[See a slide show of 10 things Obama can learn from Clinton.]

To be sure, a good many of the problems that have plagued President Obama over the past 18  months he and his team brought upon themselves. There was Eric Holder’s initial plan to put on trial officials in the U.S. government who practiced enhanced interrogation techniques they were told were legal at the time. There was Holder’s ill-conceived attempt to bring Khalid Sheik Mohammed, the mastermind of the 9/11 attacks, to trial in New York. There was the president’s interjecting himself into a spat between an African-American Harvard professor and the Cambridge policeman. There was the controversy surrounding former White House green jobs czar Van Jones, who had voiced support for some of the most outrageous 9/11 conspiracy theories. There was Holder’s (yes, him again) decision not to bring the New Black Panther Party to trial for voter intimidation. There was the administration’s pressing for an unpopular healthcare plan and its incessant attempts to invalidate an Arizona law of which the public approves by wide margins. And who can forget the administration’s firing of former political appointee Shirley Sherrod on the basis of an aired but misleading tape, of remarks she had made before ascertaining the facts?

Obama was also laid low by catastrophes over which he had no control. 

Color the biggest of these the oil spill in the Gulf, for which the media decided he had to be held accountable. The president, who complains about the cable television culture, yielded to its demands.
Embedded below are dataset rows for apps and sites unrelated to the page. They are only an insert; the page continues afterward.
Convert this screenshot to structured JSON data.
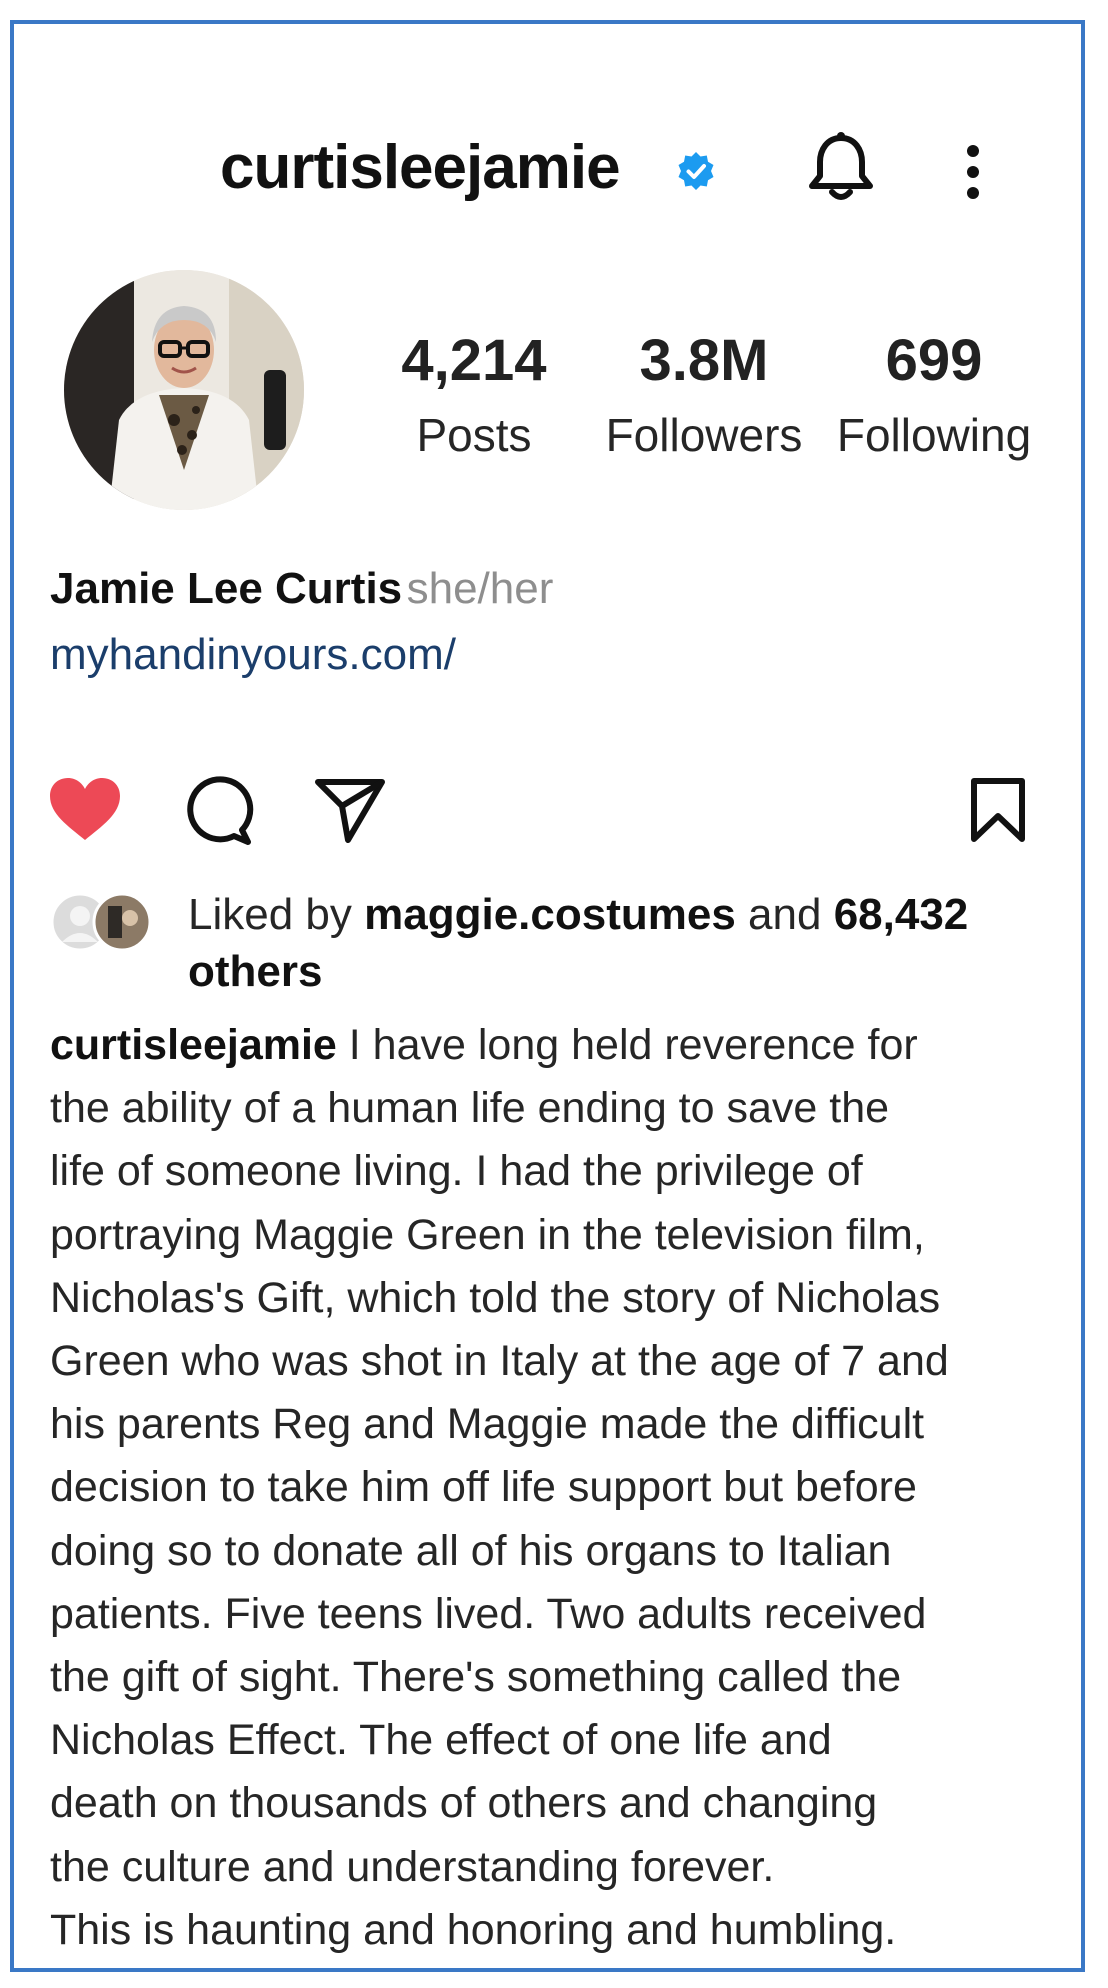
{
  "header": {
    "username": "curtisleejamie",
    "icons": {
      "verified": "verified-badge-icon",
      "notifications": "bell-icon",
      "menu": "more-vertical-icon"
    },
    "accent_color": "#1c9bf0"
  },
  "profile": {
    "avatar": "profile-photo",
    "stats": [
      {
        "value": "4,214",
        "label": "Posts"
      },
      {
        "value": "3.8M",
        "label": "Followers"
      },
      {
        "value": "699",
        "label": "Following"
      }
    ],
    "full_name": "Jamie Lee Curtis",
    "pronouns": "she/her",
    "link": "myhandinyours.com/"
  },
  "post": {
    "actions": {
      "like": "heart-filled-icon",
      "comment": "comment-icon",
      "share": "send-icon",
      "save": "bookmark-icon",
      "like_color": "#ed4956"
    },
    "likes": {
      "prefix": "Liked by",
      "user": "maggie.costumes",
      "conjunction": "and",
      "count": "68,432",
      "others_label": "others"
    },
    "caption": {
      "user": "curtisleejamie",
      "lines": [
        "I have long held reverence for",
        "the ability of a human life ending to save the",
        "life of someone living. I had the privilege of",
        "portraying Maggie Green in the television film,",
        "Nicholas's Gift, which told the story of Nicholas",
        "Green who was shot in Italy at the age of 7 and",
        "his parents Reg and Maggie made the difficult",
        "decision to take him off life support but before",
        "doing so to donate all of his organs to Italian",
        "patients. Five teens lived. Two adults received",
        "the gift of sight. There's something called the",
        "Nicholas Effect. The effect of one life and",
        "death on thousands of others and changing",
        "the culture and understanding forever.",
        "This is haunting and honoring and humbling."
      ]
    }
  }
}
In that instance, he dutifully attempted to show anger and feigned compassion.

[Check out a roundup of editorial cartoons on the Gulf oil spill.]
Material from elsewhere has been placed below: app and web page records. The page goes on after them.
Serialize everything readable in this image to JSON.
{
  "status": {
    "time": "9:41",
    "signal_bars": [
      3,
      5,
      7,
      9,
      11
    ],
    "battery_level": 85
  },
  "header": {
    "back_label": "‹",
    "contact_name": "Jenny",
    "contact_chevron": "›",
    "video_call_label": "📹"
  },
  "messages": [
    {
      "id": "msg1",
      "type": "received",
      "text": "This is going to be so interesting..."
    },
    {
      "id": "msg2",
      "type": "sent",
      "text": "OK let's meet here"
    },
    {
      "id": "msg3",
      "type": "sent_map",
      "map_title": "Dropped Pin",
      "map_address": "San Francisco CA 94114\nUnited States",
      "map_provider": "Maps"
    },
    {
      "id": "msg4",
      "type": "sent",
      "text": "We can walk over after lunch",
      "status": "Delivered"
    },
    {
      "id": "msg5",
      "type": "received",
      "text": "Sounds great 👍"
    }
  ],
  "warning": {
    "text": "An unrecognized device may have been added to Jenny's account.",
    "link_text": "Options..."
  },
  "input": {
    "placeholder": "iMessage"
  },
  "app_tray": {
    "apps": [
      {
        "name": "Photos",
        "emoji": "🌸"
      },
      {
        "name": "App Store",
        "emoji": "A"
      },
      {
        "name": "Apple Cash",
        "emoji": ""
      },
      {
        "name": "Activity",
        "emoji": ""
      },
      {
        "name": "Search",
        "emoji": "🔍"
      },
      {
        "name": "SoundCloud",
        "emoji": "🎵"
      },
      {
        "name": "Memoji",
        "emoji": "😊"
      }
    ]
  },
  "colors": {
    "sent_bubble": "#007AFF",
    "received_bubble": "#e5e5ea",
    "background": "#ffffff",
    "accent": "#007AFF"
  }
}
Now he and his party are plagued by two well-publicized congressional ethics cases involving two veteran members of Congress, both African-Americans, neither of whom share even Obama’s voiced interest in changing the Washington culture or did much to advance his career.
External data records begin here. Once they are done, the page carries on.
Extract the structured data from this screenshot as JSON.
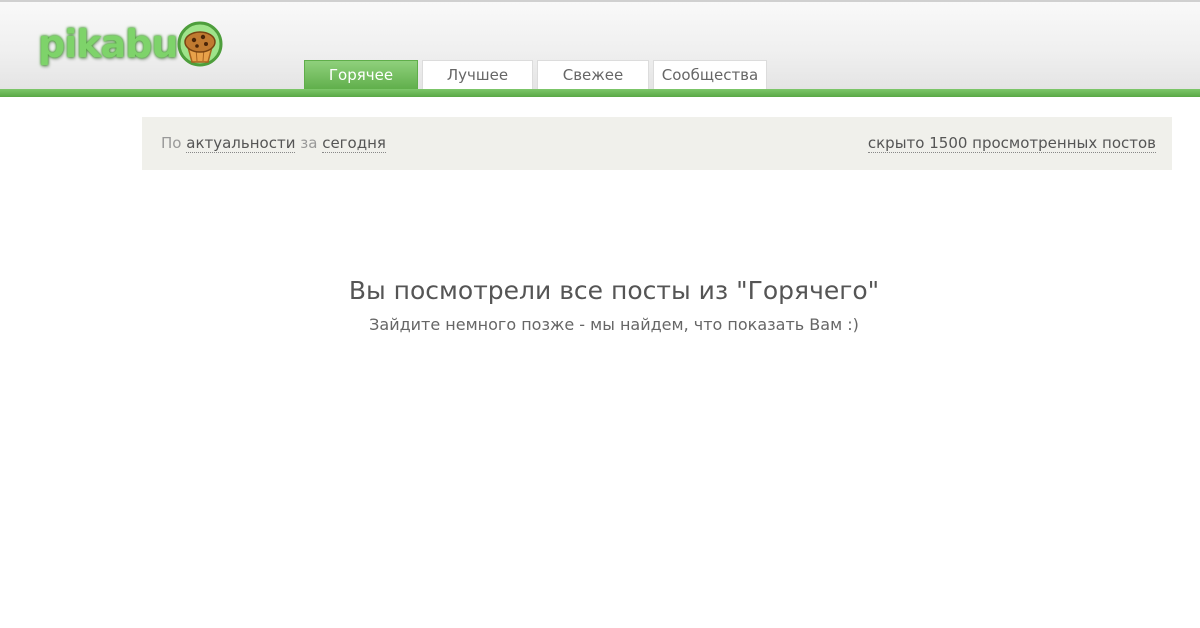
{
  "header": {
    "logo_text": "pikabu",
    "colors": {
      "green": "#5fae4a",
      "logo_green": "#7ed36a"
    }
  },
  "tabs": [
    {
      "label": "Горячее",
      "active": true
    },
    {
      "label": "Лучшее",
      "active": false
    },
    {
      "label": "Свежее",
      "active": false
    },
    {
      "label": "Сообщества",
      "active": false
    }
  ],
  "filter": {
    "prefix": "По",
    "sort_link": "актуальности",
    "middle": "за",
    "period_link": "сегодня",
    "hidden_posts": "скрыто 1500 просмотренных постов"
  },
  "message": {
    "title": "Вы посмотрели все посты из \"Горячего\"",
    "subtitle": "Зайдите немного позже - мы найдем, что показать Вам :)"
  }
}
Ordinarily, one would expect the difficulties in which Reps. Charles Rangel and Maxine Waters find themselves to have little bearing on Obama’s fate.

[See who donated the most to Rangel's campaign.]

Together the federalist system (which allows state governments to draw congressional districts), the separation of powers, and House rules assure that a president cannot do much to discipline wayward members of Congress. Such truisms, however, did not insulate Bill Clinton or his agenda from the myriad of scandals history remembers as “the House Bank,” “the House Post Office,” and “Daniel Rostenkowski” (Rangel’s Ways and Means Committee predecessor who went to prison for ethical violations jurors decided were also criminal). When it comes to voters expressing their anger in off-year elections, presidents and their fellow partisans on Capitol Hill have been joined at the hip.

[See who donated the most to Waters's campaign.]

Obama may be particularly susceptible to this phenomenon because of the manner in which he approached Congress from the get-go. Whereas Clinton reached out for Republican votes to enact NAFTA (with “progressive” elements of his party opposed, he needed the GOP in order to pass it), Obama chose to work primarily through Democrats.

After giving lip-service to his concept of “bipartisanship,” his preferred method was to let the congressional leadership bring Democrats into line and “cherry pick” additional Senate votes from an Arlen Specter (when he was still a Republican), a gracious lady from Maine, and a Scott Brown. [See who supports Brown.]

In a Faustian bargain that has come back to haunt them, Democrats relied on Rangel and Maxwell to help keep wavering legislators in line. Tangling with them earlier might have put the president’s program in jeopardy, as ethically challenged members of Congress, hoping for assurances of leniency, withheld their support. Once Congress went on break and that possibility diminished, Democrats decided not only to act, but also seek credit for cleaning up the culture in Washington. (Talk about adding insult to injury.)

[See a slide show of 10 reasons Chalie Rangel is in trouble.]

Rangel’s multiple ethics problems (he faces 13 counts of violations) had been a sword of Damocles hanging over the Democrats’ head for nearly two years. Yet, Speaker Nancy Pelosi stuck by the beleaguered Ways & Means Committee chairman until very recently. And only now President Obama calls upon the Harlem Democrat to end his career with dignity. 

While not entirely unexpected, the Waters allegations and her decision to follow Rangel’s example and face a full (and well-publicized) trial hit Congress with a force comparable to the arrival of a meteor. The two trials will occur after Congress reconvenes in the fall and at the height of a campaign in which Democrats already expect to lose considerable seats. Supporters of the two senior members of the Congressional Black Caucus assert that the charges against them are racially motivated. This secondary controversy does not auger well for Democratic Party unity. Meanwhile, Republicans can be certain to cite the pending trials as further evidence of Democrats’ failing to make good on Speaker Nancy Pelosi’s pledge to “drain the swamp” of Washington and congressional corruption.

With Obama bound to suffer however these cases are decided, he could help shield himself from some of their collateral damage by citing them as further evidence of the need for congressional reform. A president who was a true change agent might say that such are the results of a system that all but rendered elected officials impervious to all checks against corruption the framers hoped would entice legislators to act in the public’s interest rather than in their own.

He could chastise practices that allow state partisans to draw uncompetitive seats, congress to award chairmanships to senior members confident of their continual reelection, campaign fundraising, and spending rules that allow committee chairmen and prospective big wigs to raise funds they do not need and from interests that have business before their committees and disperse them to colleagues in exchange for continued peer support in internal House and Senate leadership and other races. A president who actually did that would do more than turn the national conversation away from his failings. He could set in motion forces that may actually make the American system of government less dysfunctional. I won’t be holding my breath.

  • Check out our editorial cartoons on the 2010 campaigns.
  • See who is donating to your member of Congress.
  • See a slide show of 10 reasons Charlie Rangel is in trouble.